While it is a love story (come on, it’s Nicholas Sparks), there’s more to it than boy and girl meet and fall in love. There’s bull riding and rodeo cowboys like Luke; a role that Eastwood thinks he was well prepared for, maybe or maybe not from having one of the notorious Western film stars to ever grace the screen (Clint Eastwood!) as a dad. “You know I think just the way I grew up … I felt really comfortable in this world with these guys. This is stuff I like to do … ride horses or go fishing. My dad’s got a huge ranch up in Northern California that I grew up going to as a kid … I connected with it before even doing the film … And I was like well … I got this, I know this world. It was great.”
But then there’s the deeper aspect of the story. The choices you have to make and the acknowledgement that love is actually really freaking hard — even in Nicholas Sparks novels.
And this particular picture laid out a realistic choice that many twenty-somethings have to make: Leave everything behind for the dream job or pursue love instead. Being in the room with the author, I wasn’t about to pass up an opportunity to gauge his thoughts on the theme of “love is sacrifice” and if his characters made the right choices or if they were sitting around with regrets.
“You know anyone can bring what they want to the story and I have mine and it’s no more valid than yours…” he says.
Robertson chimes in, “The point and the reason, or what I want audiences to take away from the movie is that, you know, relationships don’t work because they’re meant to be and because these people are perfect for each other. that’s just the end of the story, you know? End of movie.”

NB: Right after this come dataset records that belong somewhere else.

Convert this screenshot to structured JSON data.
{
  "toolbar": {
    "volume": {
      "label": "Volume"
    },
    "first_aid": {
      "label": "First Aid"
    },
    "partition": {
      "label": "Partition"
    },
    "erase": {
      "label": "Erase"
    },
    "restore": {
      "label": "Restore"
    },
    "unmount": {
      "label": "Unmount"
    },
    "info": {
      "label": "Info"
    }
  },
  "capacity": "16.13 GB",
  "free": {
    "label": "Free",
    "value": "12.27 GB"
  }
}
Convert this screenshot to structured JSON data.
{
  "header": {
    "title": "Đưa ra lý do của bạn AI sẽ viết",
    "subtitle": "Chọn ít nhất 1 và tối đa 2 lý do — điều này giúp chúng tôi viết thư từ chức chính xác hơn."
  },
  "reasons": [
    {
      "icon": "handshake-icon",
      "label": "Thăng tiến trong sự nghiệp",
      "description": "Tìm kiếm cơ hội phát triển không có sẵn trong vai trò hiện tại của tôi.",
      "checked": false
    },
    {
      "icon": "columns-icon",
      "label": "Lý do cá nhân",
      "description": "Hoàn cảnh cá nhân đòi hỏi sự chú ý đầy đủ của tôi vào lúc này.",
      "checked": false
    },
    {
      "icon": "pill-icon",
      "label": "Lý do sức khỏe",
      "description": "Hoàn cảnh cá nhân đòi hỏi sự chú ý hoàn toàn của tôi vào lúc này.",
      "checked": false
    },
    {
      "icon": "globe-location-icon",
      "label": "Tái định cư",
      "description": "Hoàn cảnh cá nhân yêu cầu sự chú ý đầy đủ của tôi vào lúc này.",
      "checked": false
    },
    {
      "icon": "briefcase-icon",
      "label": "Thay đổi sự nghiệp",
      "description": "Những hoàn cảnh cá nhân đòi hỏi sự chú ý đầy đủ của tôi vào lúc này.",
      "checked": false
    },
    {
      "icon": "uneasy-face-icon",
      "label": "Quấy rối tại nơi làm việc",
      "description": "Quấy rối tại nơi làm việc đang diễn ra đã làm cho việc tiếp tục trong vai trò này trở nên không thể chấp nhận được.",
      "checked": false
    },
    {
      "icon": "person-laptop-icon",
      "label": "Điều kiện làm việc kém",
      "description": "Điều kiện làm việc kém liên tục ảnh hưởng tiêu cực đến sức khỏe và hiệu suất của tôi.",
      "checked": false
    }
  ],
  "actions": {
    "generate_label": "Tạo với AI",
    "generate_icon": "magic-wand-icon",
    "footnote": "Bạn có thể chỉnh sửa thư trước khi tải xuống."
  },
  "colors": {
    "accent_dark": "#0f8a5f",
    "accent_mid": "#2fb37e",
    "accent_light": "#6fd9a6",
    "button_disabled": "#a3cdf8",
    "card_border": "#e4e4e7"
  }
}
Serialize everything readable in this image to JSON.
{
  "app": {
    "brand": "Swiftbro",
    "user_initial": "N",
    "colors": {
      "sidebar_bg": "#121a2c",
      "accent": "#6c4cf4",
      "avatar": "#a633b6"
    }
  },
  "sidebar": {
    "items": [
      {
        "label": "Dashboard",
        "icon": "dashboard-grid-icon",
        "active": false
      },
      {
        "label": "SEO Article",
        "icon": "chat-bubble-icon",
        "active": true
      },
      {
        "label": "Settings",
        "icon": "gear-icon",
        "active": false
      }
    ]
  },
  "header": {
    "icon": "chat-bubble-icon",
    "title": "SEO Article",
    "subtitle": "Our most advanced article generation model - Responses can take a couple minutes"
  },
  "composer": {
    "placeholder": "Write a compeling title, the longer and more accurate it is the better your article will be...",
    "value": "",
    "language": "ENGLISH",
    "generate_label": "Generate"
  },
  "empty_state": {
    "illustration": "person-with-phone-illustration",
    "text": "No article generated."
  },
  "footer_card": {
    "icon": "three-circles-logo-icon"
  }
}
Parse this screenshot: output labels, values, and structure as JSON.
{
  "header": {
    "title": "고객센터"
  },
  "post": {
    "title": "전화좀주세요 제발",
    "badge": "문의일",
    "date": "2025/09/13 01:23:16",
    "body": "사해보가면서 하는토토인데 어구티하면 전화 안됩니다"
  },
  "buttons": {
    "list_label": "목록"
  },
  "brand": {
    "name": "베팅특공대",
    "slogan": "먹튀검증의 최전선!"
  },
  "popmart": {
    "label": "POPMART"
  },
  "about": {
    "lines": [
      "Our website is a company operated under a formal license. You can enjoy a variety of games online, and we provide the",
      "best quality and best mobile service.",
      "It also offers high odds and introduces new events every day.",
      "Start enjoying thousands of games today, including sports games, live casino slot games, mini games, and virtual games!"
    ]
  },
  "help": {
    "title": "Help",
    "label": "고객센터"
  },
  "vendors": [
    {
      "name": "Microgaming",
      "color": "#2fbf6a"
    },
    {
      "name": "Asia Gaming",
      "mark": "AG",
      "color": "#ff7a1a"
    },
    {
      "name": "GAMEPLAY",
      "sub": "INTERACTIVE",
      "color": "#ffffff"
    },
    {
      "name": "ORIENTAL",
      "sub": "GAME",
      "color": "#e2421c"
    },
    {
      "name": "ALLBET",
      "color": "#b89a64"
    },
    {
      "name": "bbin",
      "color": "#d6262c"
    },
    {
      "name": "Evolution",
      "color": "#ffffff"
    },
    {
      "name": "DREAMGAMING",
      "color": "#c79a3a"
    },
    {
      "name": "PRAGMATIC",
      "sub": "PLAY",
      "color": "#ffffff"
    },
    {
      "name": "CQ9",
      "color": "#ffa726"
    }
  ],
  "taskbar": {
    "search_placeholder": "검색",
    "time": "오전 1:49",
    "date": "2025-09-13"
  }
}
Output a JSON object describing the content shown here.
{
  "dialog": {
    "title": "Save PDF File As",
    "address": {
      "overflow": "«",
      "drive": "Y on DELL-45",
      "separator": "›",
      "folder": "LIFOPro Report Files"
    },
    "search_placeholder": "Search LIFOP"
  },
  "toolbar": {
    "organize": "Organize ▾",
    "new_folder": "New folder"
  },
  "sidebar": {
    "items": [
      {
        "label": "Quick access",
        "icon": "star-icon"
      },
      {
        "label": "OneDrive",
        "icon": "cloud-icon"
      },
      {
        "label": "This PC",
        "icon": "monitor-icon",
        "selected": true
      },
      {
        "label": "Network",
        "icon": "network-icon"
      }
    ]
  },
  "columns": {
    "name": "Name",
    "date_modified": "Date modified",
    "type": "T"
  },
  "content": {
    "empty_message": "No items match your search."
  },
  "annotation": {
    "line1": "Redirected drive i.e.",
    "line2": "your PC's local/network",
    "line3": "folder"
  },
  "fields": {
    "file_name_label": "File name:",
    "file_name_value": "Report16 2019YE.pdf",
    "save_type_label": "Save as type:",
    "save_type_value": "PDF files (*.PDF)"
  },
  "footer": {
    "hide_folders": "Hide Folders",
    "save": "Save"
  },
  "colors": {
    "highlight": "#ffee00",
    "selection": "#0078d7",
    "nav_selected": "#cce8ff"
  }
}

She continues, clearly having analyzed this. “I think the point is that these two people care enough about each other that they’re willing to put in the work and they’re willing to make sacrifices and they’re willing to make choices so that they can be together in life.”
In true authorial fashion, Sparks leaves us all to draw our own conclusions.
“And I think that’s the wonderful thing: what happens next… Right?... There is no right answer.”
The Longest Ride is in theaters today.